Moody’s has downgraded Georgia Power’s credit rating, following the company’s announcement of increased construction costs at Plant Vogtle.
The credit rating agency lowered the utility’s credit rating from A3 to Baa1, which according to the agency’s rating definitions signifies the company’s shift from low credit risk to moderate credit risk.
VIDEO: More on Plant Vogtle
Early Wednesday, Georgia Power announced a $1.1 billion increase in the cost to complete construction at the twin nuclear units being built in Burke county.
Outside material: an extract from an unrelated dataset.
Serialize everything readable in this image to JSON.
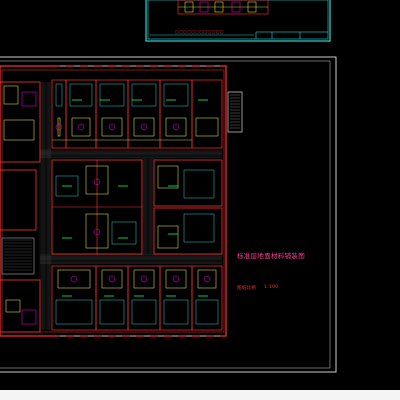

The company said the increase, announced eight months after the Georgia Public Service Commission certified $7.3 billion as the cost to complete construction, would be self-financed.
“Although the additional costs will be covered through new equity issuances at the Southern parent, the latest revised cost estimate risks damaging the ongoing support from regulators, given it occurred so soon after they vetted and approved an earlier estimate,” said Jeff Cassella, senior credit officer at Moody’s Investor Service.
Georgia Power is expected to file the “developments with the Commission for review,” said state Public Service Commission spokesperson Bill Edge.
The credit rating company also placed the company’s ratings on review for further downgraded due to “the utility’s weaker financial metrics, which have steadily declined as the Vogtle project has proceeded and are not expected to improve over the near term.” Also, Moody’s said, Vogtle co-owners, Oglethorpe Power and the Municipal Electric Authority of Georgia, could decide to pull out of the project.
In a statement, Oglethorpe Power which owns 30 percent of Vogtle’s share, said its existing budget was “adequate to cover the bulk of its share of the recently announced increases in the base capital forecast for the project.”
Oglethorpe “is performing its due diligence under the Project Adverse Events (PAEs) within the co-owner agreement resulting from the new budget forecast and Georgia Power’s decision not to seek rate recovery for these amounts. A vote on these items is anticipated late in the 3rd Quarter of 2018,” the company said in a statement.
Meanwhile, public interest groups are appealing to the Public Service Commission not to approve a portion of $448 million in expenditures related to ongoing construction at Vogtle that Georgia Power submitted.
The Southern Alliance for Clean Energy, Georgia Interfaith Power and Light and the Partnership for Southern Equity asked commissioners to delay the approval of Westinghouse Electric Company’s portion of the amount, due to invoicing weaknesses identified by an audit firm.
The utility company updates state regulators every six months about progress on the nuclear units. The groups are asking for confirmation that the expenditures accrued between March to December 2017 by Westinghouse were directly related to the project.
“Here, the evidence is undisputed that a not-insignificant portion of the expenditures in question are potentially in dispute,” wrote the Georgia Interfaith Power and Light and the Partnership for Southern Equity to the commission.
Consumer interest groups in the state have been protesting the delays and cost overruns associated with the project, arguing that consumers should not shoulder the financial burden of the project.
“Any failure of the Commissioners to stay vigilant over this project and to maintain their duty to protect the ratepayers at the forefront could quickly result in further extended timelines and increased cost overruns that cannot be overcome by any amount of non-economic benefits,” wrote the Southern Alliance on Clean Energy.